**Work instruction**
Could you copy every entry exactly, with nothing changed?

**Data provided**
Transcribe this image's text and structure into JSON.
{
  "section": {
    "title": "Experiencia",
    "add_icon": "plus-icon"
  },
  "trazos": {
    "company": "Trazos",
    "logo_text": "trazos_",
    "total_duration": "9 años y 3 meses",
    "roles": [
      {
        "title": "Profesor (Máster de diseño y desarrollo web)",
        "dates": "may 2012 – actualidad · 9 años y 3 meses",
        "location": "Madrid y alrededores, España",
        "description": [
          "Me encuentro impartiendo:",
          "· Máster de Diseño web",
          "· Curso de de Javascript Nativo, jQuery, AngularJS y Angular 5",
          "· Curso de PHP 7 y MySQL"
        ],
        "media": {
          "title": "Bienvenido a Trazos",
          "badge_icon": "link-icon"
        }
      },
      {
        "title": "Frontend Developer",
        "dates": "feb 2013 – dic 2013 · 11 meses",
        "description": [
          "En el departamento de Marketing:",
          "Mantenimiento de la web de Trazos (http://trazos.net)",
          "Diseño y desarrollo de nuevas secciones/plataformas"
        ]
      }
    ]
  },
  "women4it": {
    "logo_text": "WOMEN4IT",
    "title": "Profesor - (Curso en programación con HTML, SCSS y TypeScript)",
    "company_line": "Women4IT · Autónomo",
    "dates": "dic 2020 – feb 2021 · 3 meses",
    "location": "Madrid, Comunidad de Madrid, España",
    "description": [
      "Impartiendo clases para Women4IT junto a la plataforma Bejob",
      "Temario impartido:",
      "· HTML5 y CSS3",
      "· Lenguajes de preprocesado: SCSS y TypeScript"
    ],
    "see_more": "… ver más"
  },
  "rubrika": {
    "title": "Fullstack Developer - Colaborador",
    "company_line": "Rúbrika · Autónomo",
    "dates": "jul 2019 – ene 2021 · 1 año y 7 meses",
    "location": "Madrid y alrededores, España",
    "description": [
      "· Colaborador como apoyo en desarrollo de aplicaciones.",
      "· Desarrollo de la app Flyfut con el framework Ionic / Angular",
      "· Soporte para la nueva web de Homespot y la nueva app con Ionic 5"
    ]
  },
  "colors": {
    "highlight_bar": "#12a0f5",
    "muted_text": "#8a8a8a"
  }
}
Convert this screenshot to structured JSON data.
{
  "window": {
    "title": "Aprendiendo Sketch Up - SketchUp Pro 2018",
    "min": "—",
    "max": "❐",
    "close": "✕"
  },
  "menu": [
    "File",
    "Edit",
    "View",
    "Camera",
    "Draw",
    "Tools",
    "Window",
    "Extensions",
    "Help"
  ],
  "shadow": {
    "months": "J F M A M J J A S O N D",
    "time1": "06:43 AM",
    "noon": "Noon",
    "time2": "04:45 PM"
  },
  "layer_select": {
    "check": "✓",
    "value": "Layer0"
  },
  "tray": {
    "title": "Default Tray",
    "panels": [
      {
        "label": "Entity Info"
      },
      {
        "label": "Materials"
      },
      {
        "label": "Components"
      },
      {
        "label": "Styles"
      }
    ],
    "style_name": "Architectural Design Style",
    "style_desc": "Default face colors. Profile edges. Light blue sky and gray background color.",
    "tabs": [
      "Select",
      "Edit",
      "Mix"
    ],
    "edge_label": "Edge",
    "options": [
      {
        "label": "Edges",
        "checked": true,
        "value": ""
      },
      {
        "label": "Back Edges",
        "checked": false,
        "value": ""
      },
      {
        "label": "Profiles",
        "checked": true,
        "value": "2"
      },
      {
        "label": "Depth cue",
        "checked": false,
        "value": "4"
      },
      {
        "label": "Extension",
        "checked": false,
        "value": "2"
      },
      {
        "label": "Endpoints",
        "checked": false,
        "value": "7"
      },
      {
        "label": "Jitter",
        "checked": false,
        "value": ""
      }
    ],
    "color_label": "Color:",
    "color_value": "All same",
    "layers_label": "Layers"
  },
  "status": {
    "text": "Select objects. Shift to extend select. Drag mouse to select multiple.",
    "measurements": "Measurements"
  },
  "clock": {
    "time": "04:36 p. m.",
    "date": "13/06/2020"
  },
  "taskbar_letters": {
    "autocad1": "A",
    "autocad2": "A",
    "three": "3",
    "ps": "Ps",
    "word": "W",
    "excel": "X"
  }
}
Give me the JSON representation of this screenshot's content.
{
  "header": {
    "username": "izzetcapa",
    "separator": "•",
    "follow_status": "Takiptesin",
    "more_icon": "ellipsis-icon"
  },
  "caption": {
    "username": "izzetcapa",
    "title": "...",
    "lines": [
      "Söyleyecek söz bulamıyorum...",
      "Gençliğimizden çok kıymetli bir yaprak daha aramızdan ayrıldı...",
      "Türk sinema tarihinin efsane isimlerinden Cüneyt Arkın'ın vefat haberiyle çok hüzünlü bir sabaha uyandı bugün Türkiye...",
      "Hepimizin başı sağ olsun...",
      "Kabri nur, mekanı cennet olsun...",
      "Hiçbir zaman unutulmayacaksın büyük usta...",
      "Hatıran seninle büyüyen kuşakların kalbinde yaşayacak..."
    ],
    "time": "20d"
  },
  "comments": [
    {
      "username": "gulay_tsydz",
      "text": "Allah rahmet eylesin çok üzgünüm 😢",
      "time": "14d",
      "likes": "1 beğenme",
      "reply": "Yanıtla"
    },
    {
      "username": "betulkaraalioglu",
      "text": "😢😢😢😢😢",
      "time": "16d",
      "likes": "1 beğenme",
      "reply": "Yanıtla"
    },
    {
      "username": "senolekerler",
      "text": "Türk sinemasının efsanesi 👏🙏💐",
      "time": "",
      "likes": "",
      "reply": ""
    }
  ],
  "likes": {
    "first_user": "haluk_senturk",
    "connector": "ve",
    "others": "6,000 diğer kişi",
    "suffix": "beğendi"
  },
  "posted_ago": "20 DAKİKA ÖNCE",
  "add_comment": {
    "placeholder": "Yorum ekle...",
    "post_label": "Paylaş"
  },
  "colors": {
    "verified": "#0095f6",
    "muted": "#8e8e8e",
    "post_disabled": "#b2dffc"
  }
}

**Answer for the task**
Transcribe this image's text and structure into JSON.
{
  "section": {
    "title": "Experiencia",
    "add_icon": "plus-icon"
  },
  "trazos": {
    "company": "Trazos",
    "logo_text": "trazos_",
    "total_duration": "9 años y 3 meses",
    "roles": [
      {
        "title": "Profesor (Máster de diseño y desarrollo web)",
        "dates": "may 2012 – actualidad · 9 años y 3 meses",
        "location": "Madrid y alrededores, España",
        "description": [
          "Me encuentro impartiendo:",
          "· Máster de Diseño web",
          "· Curso de de Javascript Nativo, jQuery, AngularJS y Angular 5",
          "· Curso de PHP 7 y MySQL"
        ],
        "media": {
          "title": "Bienvenido a Trazos",
          "badge_icon": "link-icon"
        }
      },
      {
        "title": "Frontend Developer",
        "dates": "feb 2013 – dic 2013 · 11 meses",
        "description": [
          "En el departamento de Marketing:",
          "Mantenimiento de la web de Trazos (http://trazos.net)",
          "Diseño y desarrollo de nuevas secciones/plataformas"
        ]
      }
    ]
  },
  "women4it": {
    "logo_text": "WOMEN4IT",
    "title": "Profesor - (Curso en programación con HTML, SCSS y TypeScript)",
    "company_line": "Women4IT · Autónomo",
    "dates": "dic 2020 – feb 2021 · 3 meses",
    "location": "Madrid, Comunidad de Madrid, España",
    "description": [
      "Impartiendo clases para Women4IT junto a la plataforma Bejob",
      "Temario impartido:",
      "· HTML5 y CSS3",
      "· Lenguajes de preprocesado: SCSS y TypeScript"
    ],
    "see_more": "… ver más"
  },
  "rubrika": {
    "title": "Fullstack Developer - Colaborador",
    "company_line": "Rúbrika · Autónomo",
    "dates": "jul 2019 – ene 2021 · 1 año y 7 meses",
    "location": "Madrid y alrededores, España",
    "description": [
      "· Colaborador como apoyo en desarrollo de aplicaciones.",
      "· Desarrollo de la app Flyfut con el framework Ionic / Angular",
      "· Soporte para la nueva web de Homespot y la nueva app con Ionic 5"
    ]
  },
  "colors": {
    "highlight_bar": "#12a0f5",
    "muted_text": "#8a8a8a"
  }
}
Convert this screenshot to structured JSON data.
{
  "window": {
    "title": "Aprendiendo Sketch Up - SketchUp Pro 2018",
    "min": "—",
    "max": "❐",
    "close": "✕"
  },
  "menu": [
    "File",
    "Edit",
    "View",
    "Camera",
    "Draw",
    "Tools",
    "Window",
    "Extensions",
    "Help"
  ],
  "shadow": {
    "months": "J F M A M J J A S O N D",
    "time1": "06:43 AM",
    "noon": "Noon",
    "time2": "04:45 PM"
  },
  "layer_select": {
    "check": "✓",
    "value": "Layer0"
  },
  "tray": {
    "title": "Default Tray",
    "panels": [
      {
        "label": "Entity Info"
      },
      {
        "label": "Materials"
      },
      {
        "label": "Components"
      },
      {
        "label": "Styles"
      }
    ],
    "style_name": "Architectural Design Style",
    "style_desc": "Default face colors. Profile edges. Light blue sky and gray background color.",
    "tabs": [
      "Select",
      "Edit",
      "Mix"
    ],
    "edge_label": "Edge",
    "options": [
      {
        "label": "Edges",
        "checked": true,
        "value": ""
      },
      {
        "label": "Back Edges",
        "checked": false,
        "value": ""
      },
      {
        "label": "Profiles",
        "checked": true,
        "value": "2"
      },
      {
        "label": "Depth cue",
        "checked": false,
        "value": "4"
      },
      {
        "label": "Extension",
        "checked": false,
        "value": "2"
      },
      {
        "label": "Endpoints",
        "checked": false,
        "value": "7"
      },
      {
        "label": "Jitter",
        "checked": false,
        "value": ""
      }
    ],
    "color_label": "Color:",
    "color_value": "All same",
    "layers_label": "Layers"
  },
  "status": {
    "text": "Select objects. Shift to extend select. Drag mouse to select multiple.",
    "measurements": "Measurements"
  },
  "clock": {
    "time": "04:36 p. m.",
    "date": "13/06/2020"
  },
  "taskbar_letters": {
    "autocad1": "A",
    "autocad2": "A",
    "three": "3",
    "ps": "Ps",
    "word": "W",
    "excel": "X"
  }
}
Give me the JSON representation of this screenshot's content.
{
  "header": {
    "username": "izzetcapa",
    "separator": "•",
    "follow_status": "Takiptesin",
    "more_icon": "ellipsis-icon"
  },
  "caption": {
    "username": "izzetcapa",
    "title": "...",
    "lines": [
      "Söyleyecek söz bulamıyorum...",
      "Gençliğimizden çok kıymetli bir yaprak daha aramızdan ayrıldı...",
      "Türk sinema tarihinin efsane isimlerinden Cüneyt Arkın'ın vefat haberiyle çok hüzünlü bir sabaha uyandı bugün Türkiye...",
      "Hepimizin başı sağ olsun...",
      "Kabri nur, mekanı cennet olsun...",
      "Hiçbir zaman unutulmayacaksın büyük usta...",
      "Hatıran seninle büyüyen kuşakların kalbinde yaşayacak..."
    ],
    "time": "20d"
  },
  "comments": [
    {
      "username": "gulay_tsydz",
      "text": "Allah rahmet eylesin çok üzgünüm 😢",
      "time": "14d",
      "likes": "1 beğenme",
      "reply": "Yanıtla"
    },
    {
      "username": "betulkaraalioglu",
      "text": "😢😢😢😢😢",
      "time": "16d",
      "likes": "1 beğenme",
      "reply": "Yanıtla"
    },
    {
      "username": "senolekerler",
      "text": "Türk sinemasının efsanesi 👏🙏💐",
      "time": "",
      "likes": "",
      "reply": ""
    }
  ],
  "likes": {
    "first_user": "haluk_senturk",
    "connector": "ve",
    "others": "6,000 diğer kişi",
    "suffix": "beğendi"
  },
  "posted_ago": "20 DAKİKA ÖNCE",
  "add_comment": {
    "placeholder": "Yorum ekle...",
    "post_label": "Paylaş"
  },
  "colors": {
    "verified": "#0095f6",
    "muted": "#8e8e8e",
    "post_disabled": "#b2dffc"
  }
}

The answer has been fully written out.